WHAT IS REQUIRED: Some lines hold the string "title". Copy all of them from the material that follows.

+++

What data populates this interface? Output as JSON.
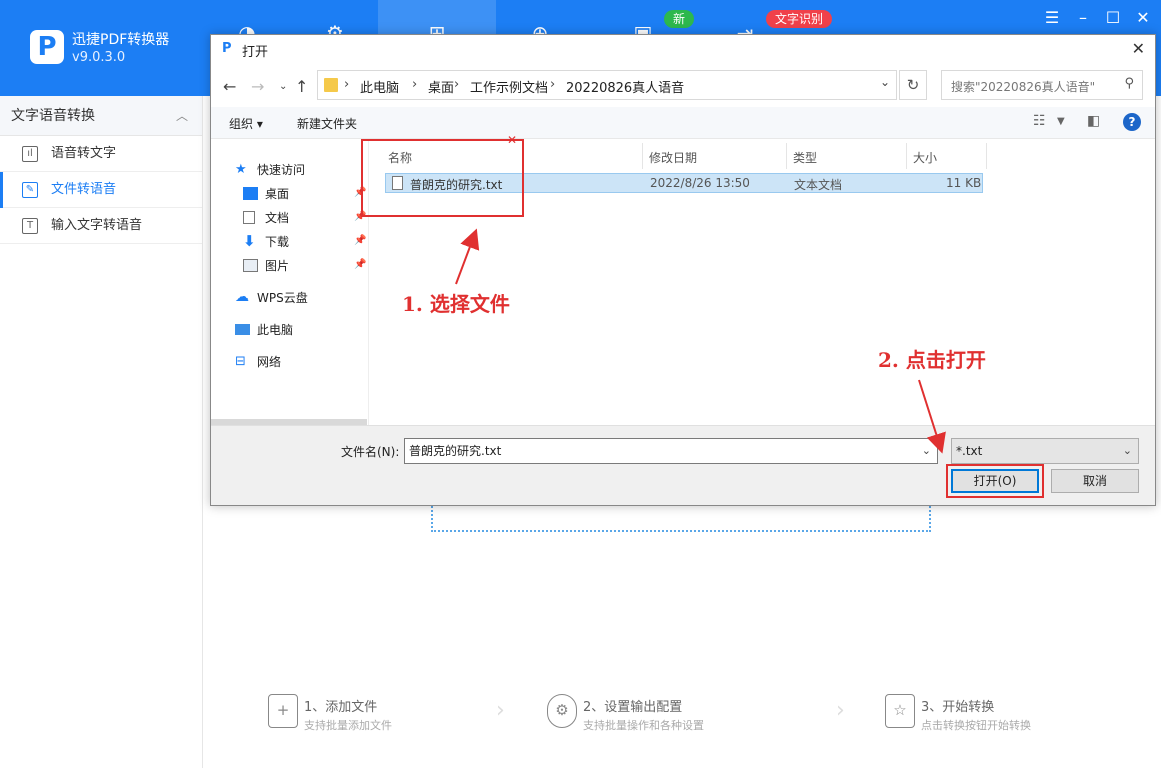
{
  "app": {
    "name": "迅捷PDF转换器",
    "version": "v9.0.3.0",
    "badge_new": "新",
    "badge_ocr": "文字识别",
    "colors": {
      "brand": "#1c7ef4",
      "annotation": "#e03030"
    }
  },
  "sidebar": {
    "header": "文字语音转换",
    "items": [
      {
        "label": "语音转文字",
        "icon": "waveform-icon"
      },
      {
        "label": "文件转语音",
        "icon": "edit-icon"
      },
      {
        "label": "输入文字转语音",
        "icon": "text-icon"
      }
    ]
  },
  "steps": [
    {
      "title": "1、添加文件",
      "sub": "支持批量添加文件",
      "icon": "add-file-icon"
    },
    {
      "title": "2、设置输出配置",
      "sub": "支持批量操作和各种设置",
      "icon": "settings-icon"
    },
    {
      "title": "3、开始转换",
      "sub": "点击转换按钮开始转换",
      "icon": "convert-icon"
    }
  ],
  "dialog": {
    "title": "打开",
    "breadcrumb": [
      "此电脑",
      "桌面",
      "工作示例文档",
      "20220826真人语音"
    ],
    "search_placeholder": "搜索\"20220826真人语音\"",
    "toolbar": {
      "organize": "组织 ▾",
      "new_folder": "新建文件夹"
    },
    "nav": {
      "quick_access": "快速访问",
      "desktop": "桌面",
      "documents": "文档",
      "downloads": "下载",
      "pictures": "图片",
      "wps": "WPS云盘",
      "this_pc": "此电脑",
      "network": "网络"
    },
    "columns": {
      "name": "名称",
      "date": "修改日期",
      "type": "类型",
      "size": "大小"
    },
    "files": [
      {
        "name": "普朗克的研究.txt",
        "date": "2022/8/26 13:50",
        "type": "文本文档",
        "size": "11 KB"
      }
    ],
    "filename_label": "文件名(N):",
    "filename_value": "普朗克的研究.txt",
    "filetype_value": "*.txt",
    "open_button": "打开(O)",
    "cancel_button": "取消"
  },
  "annotations": {
    "step1": "1. 选择文件",
    "step2": "2. 点击打开"
  }
}
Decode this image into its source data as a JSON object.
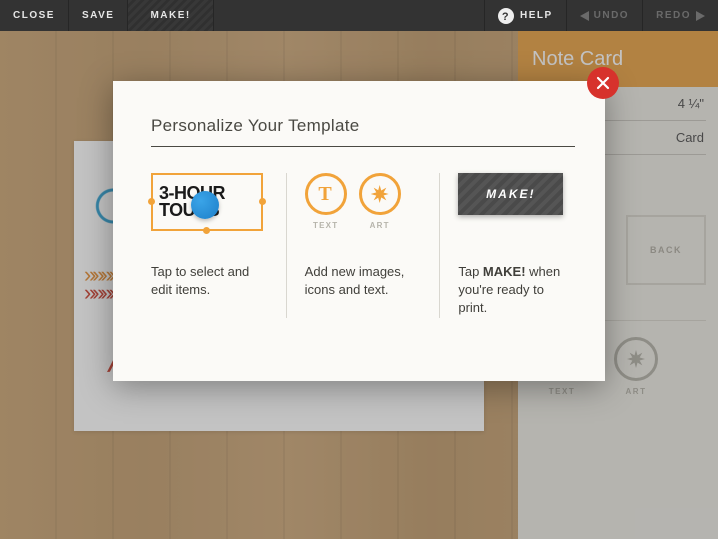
{
  "toolbar": {
    "close": "CLOSE",
    "save": "SAVE",
    "make": "MAKE!",
    "help": "HELP",
    "undo": "UNDO",
    "redo": "REDO"
  },
  "panel": {
    "title": "Note Card",
    "size_field": "4 ¼\"",
    "type_field": "Card",
    "back_label": "BACK",
    "tool_text_label": "TEXT",
    "tool_art_label": "ART"
  },
  "modal": {
    "heading": "Personalize Your Template",
    "col1": {
      "sample_line1": "3-HOUR",
      "sample_line2": "TOURS",
      "caption": "Tap to select and edit items."
    },
    "col2": {
      "text_label": "TEXT",
      "art_label": "ART",
      "caption": "Add new images, icons and text."
    },
    "col3": {
      "make_label": "MAKE!",
      "caption_pre": "Tap ",
      "caption_bold": "MAKE!",
      "caption_post": " when you're ready to print."
    }
  }
}
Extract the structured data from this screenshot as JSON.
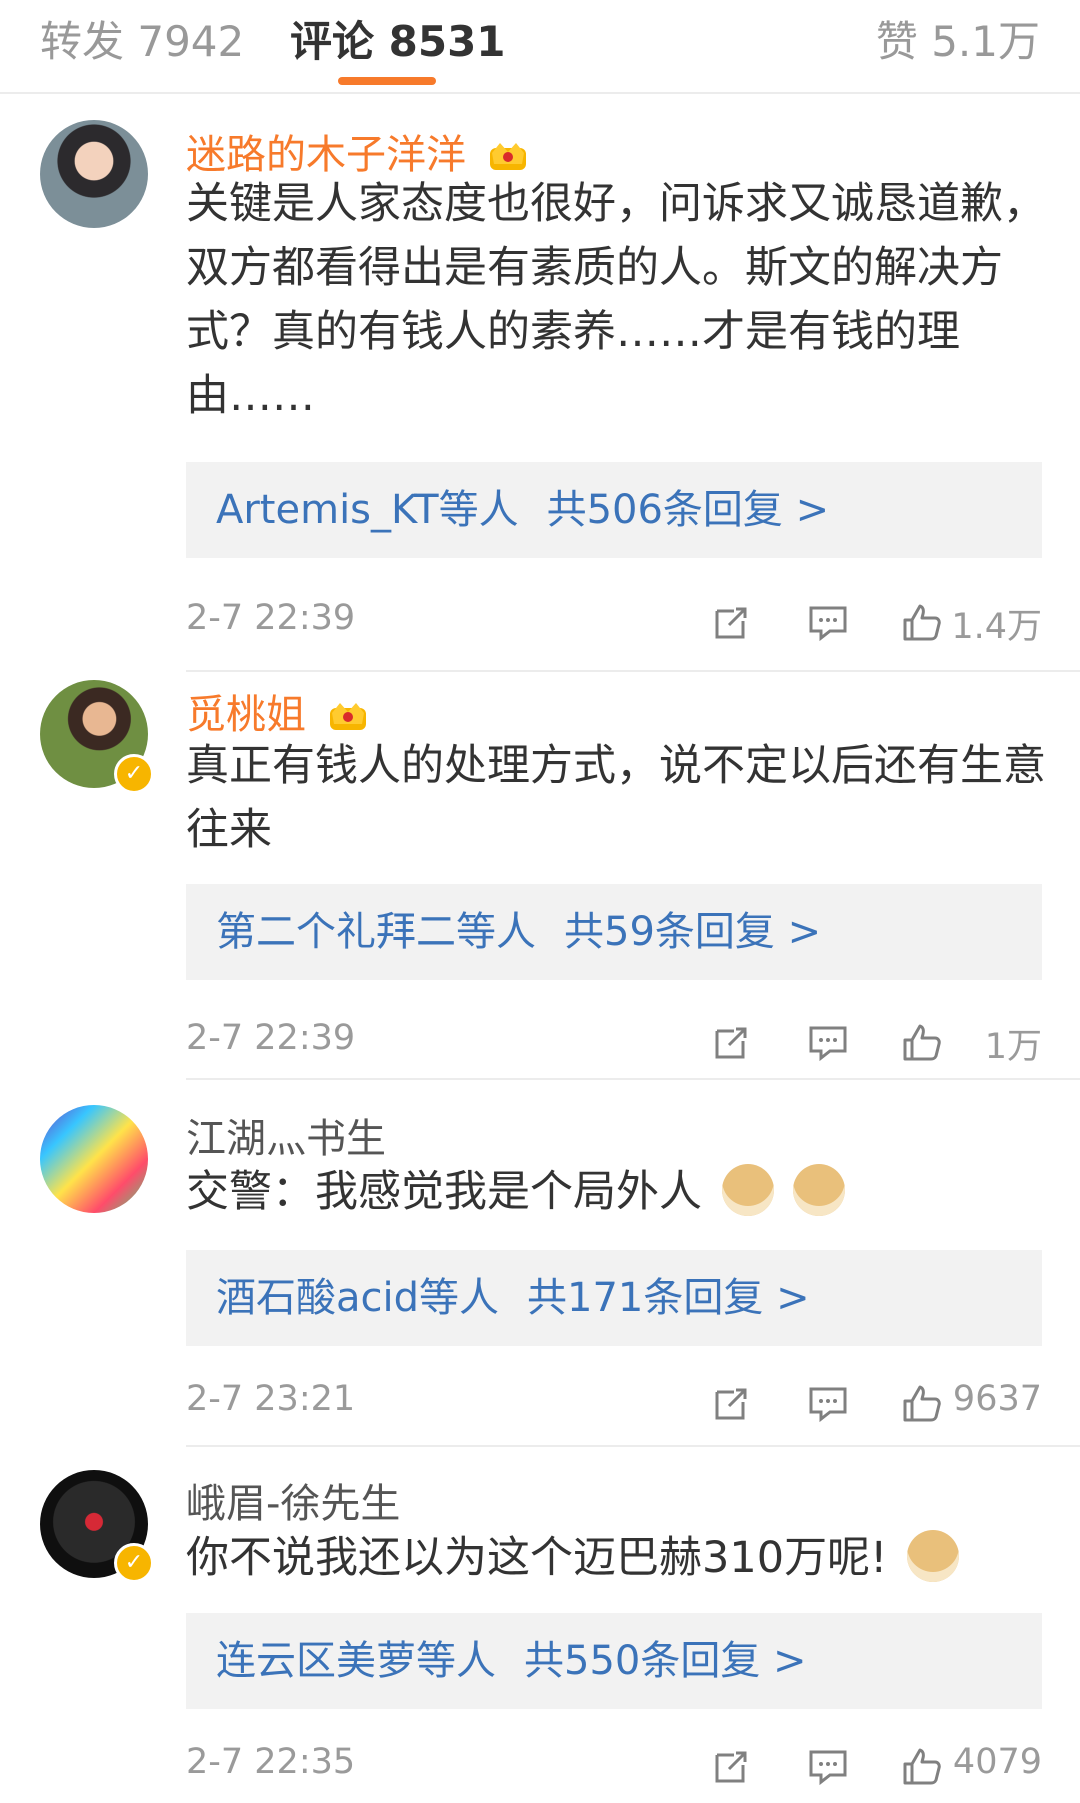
{
  "tabs": {
    "forward": "转发 7942",
    "comments": "评论 8531",
    "likes": "赞 5.1万"
  },
  "comments": [
    {
      "name": "迷路的木子洋洋",
      "text": "关键是人家态度也很好，问诉求又诚恳道歉，双方都看得出是有素质的人。斯文的解决方式？真的有钱人的素养……才是有钱的理由……",
      "reply_users": "Artemis_KT等人",
      "reply_count": "共506条回复 >",
      "time": "2-7 22:39",
      "likes": "1.4万"
    },
    {
      "name": "觅桃姐",
      "text": "真正有钱人的处理方式，说不定以后还有生意往来",
      "reply_users": "第二个礼拜二等人",
      "reply_count": "共59条回复 >",
      "time": "2-7 22:39",
      "likes": "1万"
    },
    {
      "name": "江湖灬书生",
      "text": "交警：我感觉我是个局外人",
      "reply_users": "酒石酸acid等人",
      "reply_count": "共171条回复 >",
      "time": "2-7 23:21",
      "likes": "9637"
    },
    {
      "name": "峨眉-徐先生",
      "text": "你不说我还以为这个迈巴赫310万呢!",
      "reply_users": "连云区美萝等人",
      "reply_count": "共550条回复 >",
      "time": "2-7 22:35",
      "likes": "4079"
    }
  ],
  "icons": {
    "verify": "✓"
  },
  "colors": {
    "accent": "#f77a2b",
    "link": "#3b73b9",
    "reply_box": "#f2f2f2"
  }
}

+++

SOLUTION TO THIS EXERCISE:
      "title": "1、添加文件",
      "title": "2、设置输出配置",
      "title": "3、开始转换",
    "title": "打开",
    "title": "Note Card",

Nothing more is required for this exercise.